== Dataset excerpts ==
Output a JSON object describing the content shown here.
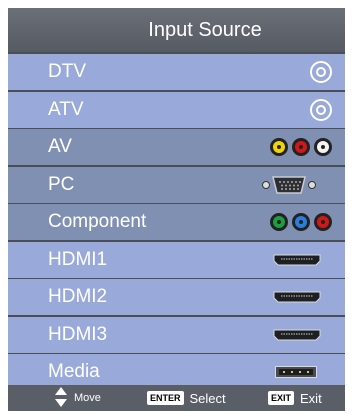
{
  "title": "Input Source",
  "sources": [
    {
      "label": "DTV",
      "icon": "antenna-icon"
    },
    {
      "label": "ATV",
      "icon": "antenna-icon"
    },
    {
      "label": "AV",
      "icon": "composite-rca-icon"
    },
    {
      "label": "PC",
      "icon": "vga-port-icon"
    },
    {
      "label": "Component",
      "icon": "component-rca-icon"
    },
    {
      "label": "HDMI1",
      "icon": "hdmi-port-icon"
    },
    {
      "label": "HDMI2",
      "icon": "hdmi-port-icon"
    },
    {
      "label": "HDMI3",
      "icon": "hdmi-port-icon"
    },
    {
      "label": "Media",
      "icon": "usb-port-icon"
    }
  ],
  "footer": {
    "move_label": "Move",
    "enter_key": "ENTER",
    "select_label": "Select",
    "exit_key": "EXIT",
    "exit_label": "Exit"
  },
  "colors": {
    "row_primary": "#99a9d9",
    "row_secondary": "#8090b3",
    "title_bar": "#5e626a",
    "footer_bar": "#5a5e66"
  }
}
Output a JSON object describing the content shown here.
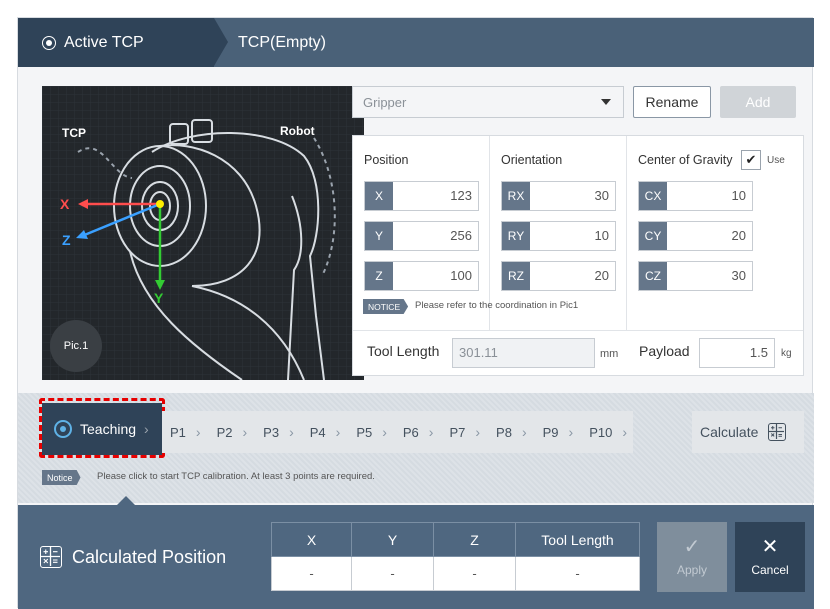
{
  "tabs": {
    "active_label": "Active TCP",
    "second_label": "TCP(Empty)"
  },
  "picture": {
    "tcp_label": "TCP",
    "robot_label": "Robot",
    "axis_x": "X",
    "axis_y": "Y",
    "axis_z": "Z",
    "pic_label": "Pic.1"
  },
  "toolbar": {
    "tool_select_value": "Gripper",
    "rename_label": "Rename",
    "add_label": "Add"
  },
  "position": {
    "title": "Position",
    "fields": [
      {
        "label": "X",
        "value": "123"
      },
      {
        "label": "Y",
        "value": "256"
      },
      {
        "label": "Z",
        "value": "100"
      }
    ]
  },
  "orientation": {
    "title": "Orientation",
    "fields": [
      {
        "label": "RX",
        "value": "30"
      },
      {
        "label": "RY",
        "value": "10"
      },
      {
        "label": "RZ",
        "value": "20"
      }
    ]
  },
  "cog": {
    "title": "Center of Gravity",
    "use_label": "Use",
    "use_checked": true,
    "fields": [
      {
        "label": "CX",
        "value": "10"
      },
      {
        "label": "CY",
        "value": "20"
      },
      {
        "label": "CZ",
        "value": "30"
      }
    ]
  },
  "panel_notice": {
    "badge": "NOTICE",
    "text": "Please refer to the coordination in Pic1"
  },
  "tool_length": {
    "label": "Tool Length",
    "value": "301.11",
    "unit": "mm"
  },
  "payload": {
    "label": "Payload",
    "value": "1.5",
    "unit": "kg"
  },
  "steps": {
    "teaching_label": "Teaching",
    "points": [
      "P1",
      "P2",
      "P3",
      "P4",
      "P5",
      "P6",
      "P7",
      "P8",
      "P9",
      "P10"
    ],
    "calculate_label": "Calculate"
  },
  "step_notice": {
    "badge": "Notice",
    "text": "Please click to start TCP calibration. At least 3 points are required."
  },
  "calculated": {
    "title": "Calculated Position",
    "headers": [
      "X",
      "Y",
      "Z",
      "Tool Length"
    ],
    "values": [
      "-",
      "-",
      "-",
      "-"
    ]
  },
  "actions": {
    "apply_label": "Apply",
    "cancel_label": "Cancel"
  },
  "colors": {
    "header_dark": "#2f4358",
    "header_bar": "#4a6178",
    "label_chip": "#65768a",
    "highlight": "#e60000",
    "axis_x": "#ff4d4d",
    "axis_y": "#33cc33",
    "axis_z": "#3aa0ff"
  }
}
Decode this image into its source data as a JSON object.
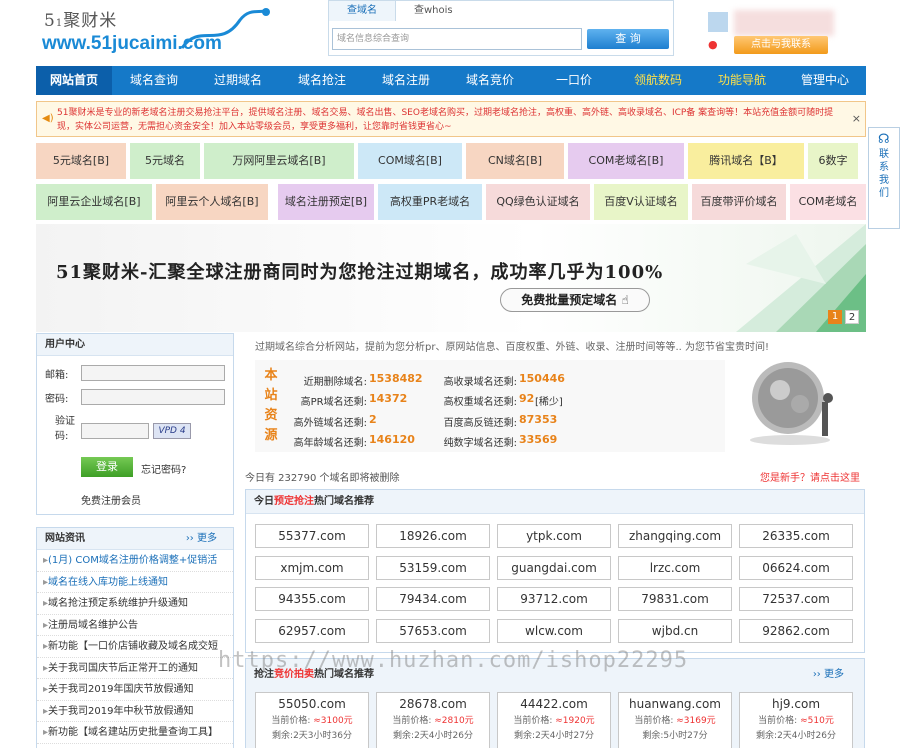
{
  "header": {
    "logo_top": "5",
    "logo_top_small": "1",
    "logo_top_name": "聚财米",
    "logo_url": "www.51jucaimi.com",
    "search_tabs": [
      "查域名",
      "查whois"
    ],
    "search_placeholder": "域名信息综合查询",
    "search_button": "查 询",
    "qq_button": "点击与我联系"
  },
  "nav": [
    "网站首页",
    "域名查询",
    "过期域名",
    "域名抢注",
    "域名注册",
    "域名竞价",
    "一口价",
    "领航数码",
    "功能导航",
    "管理中心"
  ],
  "notice": {
    "text": "51聚财米是专业的新老域名注册交易抢注平台，提供域名注册、域名交易、域名出售、SEO老域名购买，过期老域名抢注，高权重、高外链、高收录域名、ICP备 案查询等！本站充值金额可随时提现，实体公司运营，无需担心资金安全！加入本站零级会员，享受更多福利，让您靠时省钱更省心~",
    "close": "×"
  },
  "tags": [
    {
      "label": "5元域名[B]",
      "color": "#f7d6c2"
    },
    {
      "label": "5元域名",
      "color": "#cfeecb"
    },
    {
      "label": "万网阿里云域名[B]",
      "color": "#cfeecb"
    },
    {
      "label": "COM域名[B]",
      "color": "#cde8f7"
    },
    {
      "label": "CN域名[B]",
      "color": "#f7d6c2"
    },
    {
      "label": "COM老域名[B]",
      "color": "#e6cbef"
    },
    {
      "label": "腾讯域名【B】",
      "color": "#f9ee9e"
    },
    {
      "label": "6数字",
      "color": "#e8f5c8"
    },
    {
      "label": "阿里云企业域名[B]",
      "color": "#cfeecb"
    },
    {
      "label": "阿里云个人域名[B]",
      "color": "#f7d6c2"
    },
    {
      "label": "域名注册预定[B]",
      "color": "#e6cbef"
    },
    {
      "label": "高权重PR老域名",
      "color": "#cde8f7"
    },
    {
      "label": "QQ绿色认证域名",
      "color": "#f6dada"
    },
    {
      "label": "百度V认证域名",
      "color": "#e8f5c8"
    },
    {
      "label": "百度带评价域名",
      "color": "#f6dada"
    },
    {
      "label": "COM老域名",
      "color": "#fbe0e4"
    }
  ],
  "side_float": {
    "chars": [
      "联",
      "系",
      "我",
      "们"
    ]
  },
  "banner": {
    "headline": "51聚财米-汇聚全球注册商同时为您抢注过期域名，成功率几乎为100%",
    "button": "免费批量预定域名",
    "pages": [
      "1",
      "2"
    ]
  },
  "user_center": {
    "title": "用户中心",
    "email_label": "邮箱:",
    "password_label": "密码:",
    "captcha_label": "验证码:",
    "captcha_text": "VPD 4",
    "login_button": "登录",
    "forgot": "忘记密码?",
    "register": "免费注册会员"
  },
  "news": {
    "title": "网站资讯",
    "more": "更多",
    "items": [
      {
        "text": "(1月) COM域名注册价格调整+促销活",
        "color": "#1a6fb8"
      },
      {
        "text": "域名在线入库功能上线通知",
        "color": "#1a6fb8"
      },
      {
        "text": "域名抢注预定系统维护升级通知",
        "color": "#333"
      },
      {
        "text": "注册局域名维护公告",
        "color": "#333"
      },
      {
        "text": "新功能【一口价店铺收藏及域名成交短",
        "color": "#333"
      },
      {
        "text": "关于我司国庆节后正常开工的通知",
        "color": "#333"
      },
      {
        "text": "关于我司2019年国庆节放假通知",
        "color": "#333"
      },
      {
        "text": "关于我司2019年中秋节放假通知",
        "color": "#333"
      },
      {
        "text": "新功能【域名建站历史批量查询工具】",
        "color": "#333"
      }
    ]
  },
  "stats": {
    "desc": "过期域名综合分析网站，提前为您分析pr、原网站信息、百度权重、外链、收录、注册时间等等.. 为您节省宝贵时间!",
    "title_chars": [
      "本",
      "站",
      "资",
      "源"
    ],
    "rows": [
      {
        "l1": "近期删除域名:",
        "v1": "1538482",
        "l2": "高收录域名还剩:",
        "v2": "150446"
      },
      {
        "l1": "高PR域名还剩:",
        "v1": "14372",
        "l2": "高权重域名还剩:",
        "v2": "92",
        "v2b": "[稀少]"
      },
      {
        "l1": "高外链域名还剩:",
        "v1": "2",
        "l2": "百度高反链还剩:",
        "v2": "87353"
      },
      {
        "l1": "高年龄域名还剩:",
        "v1": "146120",
        "l2": "纯数字域名还剩:",
        "v2": "33569"
      }
    ],
    "today": "今日有 232790 个域名即将被删除",
    "newbie": "您是新手？请点击这里"
  },
  "hot_register": {
    "title_a": "今日",
    "title_b": "预定抢注",
    "title_c": "热门域名推荐",
    "domains": [
      "55377.com",
      "18926.com",
      "ytpk.com",
      "zhangqing.com",
      "26335.com",
      "xmjm.com",
      "53159.com",
      "guangdai.com",
      "lrzc.com",
      "06624.com",
      "94355.com",
      "79434.com",
      "93712.com",
      "79831.com",
      "72537.com",
      "62957.com",
      "57653.com",
      "wlcw.com",
      "wjbd.cn",
      "92862.com"
    ]
  },
  "hot_auction": {
    "title_a": "抢注",
    "title_b": "竞价拍卖",
    "title_c": "热门域名推荐",
    "more": "更多",
    "items": [
      {
        "name": "55050.com",
        "price_label": "当前价格:",
        "price": "≈3100元",
        "left": "剩余:2天3小时36分"
      },
      {
        "name": "28678.com",
        "price_label": "当前价格:",
        "price": "≈2810元",
        "left": "剩余:2天4小时26分"
      },
      {
        "name": "44422.com",
        "price_label": "当前价格:",
        "price": "≈1920元",
        "left": "剩余:2天4小时27分"
      },
      {
        "name": "huanwang.com",
        "price_label": "当前价格:",
        "price": "≈3169元",
        "left": "剩余:5小时27分"
      },
      {
        "name": "hj9.com",
        "price_label": "当前价格:",
        "price": "≈510元",
        "left": "剩余:2天4小时26分"
      }
    ]
  },
  "watermark": "https://www.huzhan.com/ishop22295"
}
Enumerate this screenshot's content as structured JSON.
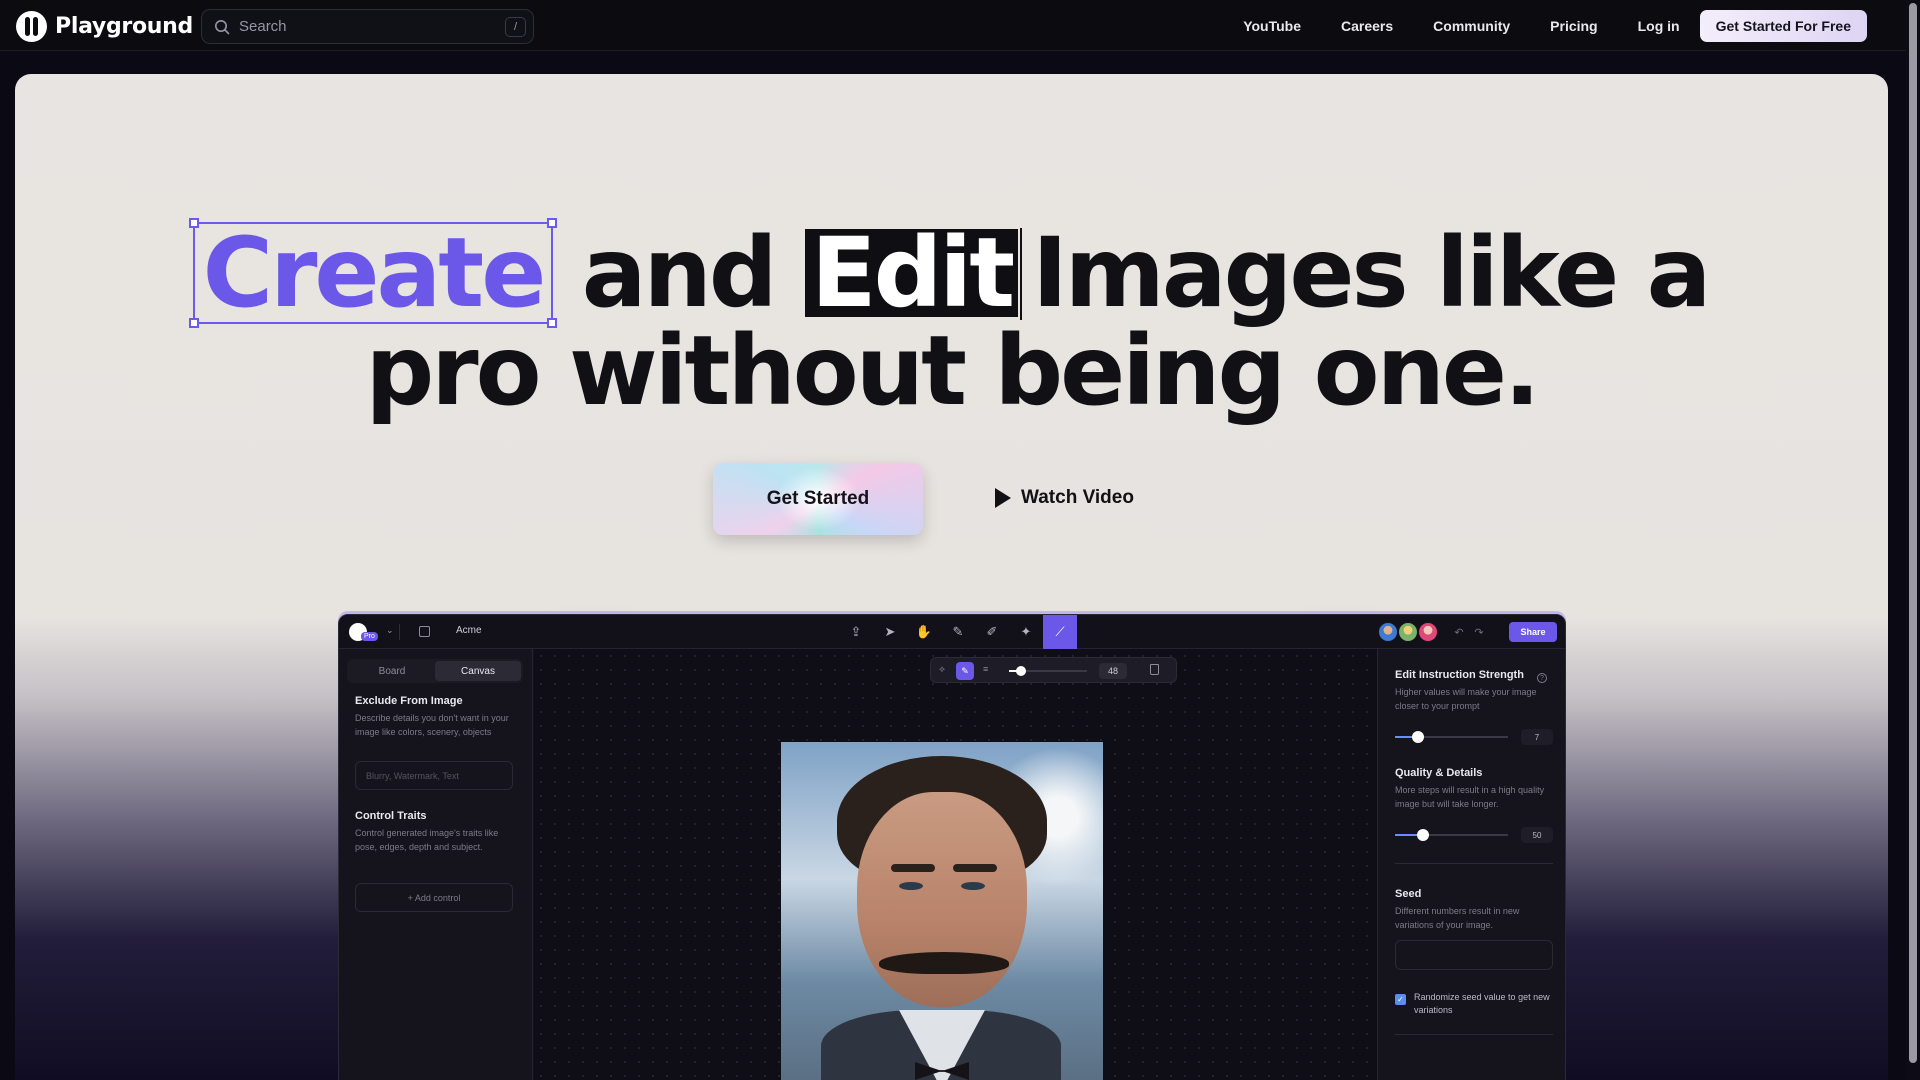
{
  "nav": {
    "brand": "Playground",
    "search_placeholder": "Search",
    "search_shortcut": "/",
    "links": [
      "YouTube",
      "Careers",
      "Community",
      "Pricing",
      "Log in"
    ],
    "cta": "Get Started For Free"
  },
  "hero": {
    "headline_word_create": "Create",
    "headline_word_and": "and",
    "headline_word_edit": "Edit",
    "headline_rest_line1": "Images like a",
    "headline_line2": "pro without being one.",
    "primary_button": "Get Started",
    "secondary_button": "Watch Video"
  },
  "app": {
    "badge": "Pro",
    "workspace": "Acme",
    "share": "Share",
    "tabs": [
      "Board",
      "Canvas"
    ],
    "active_tab": "Canvas",
    "brush_size": "48",
    "brush_size_level": 0.15,
    "left": {
      "exclude_title": "Exclude From Image",
      "exclude_desc": "Describe details you don't want in your image like colors, scenery, objects",
      "exclude_placeholder": "Blurry, Watermark, Text",
      "control_title": "Control Traits",
      "control_desc": "Control generated image's traits like pose, edges, depth and subject.",
      "add_control": "+ Add control"
    },
    "right": {
      "strength_title": "Edit Instruction Strength",
      "strength_desc": "Higher values will make your image closer to your prompt",
      "strength_value": "7",
      "strength_level": 0.2,
      "quality_title": "Quality & Details",
      "quality_desc": "More steps will result in a high quality image but will take longer.",
      "quality_value": "50",
      "quality_level": 0.25,
      "seed_title": "Seed",
      "seed_desc": "Different numbers result in new variations of your image.",
      "randomize_label": "Randomize seed value to get new variations",
      "randomize_checked": true
    },
    "colors": {
      "accent": "#6b57e8"
    }
  }
}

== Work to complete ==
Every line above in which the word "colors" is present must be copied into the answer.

== Exercise output ==
  "colors": {
  "colors": {
      "exclude_desc": "Describe details you don't want in your image like colors, scenery, objects",
    "colors": {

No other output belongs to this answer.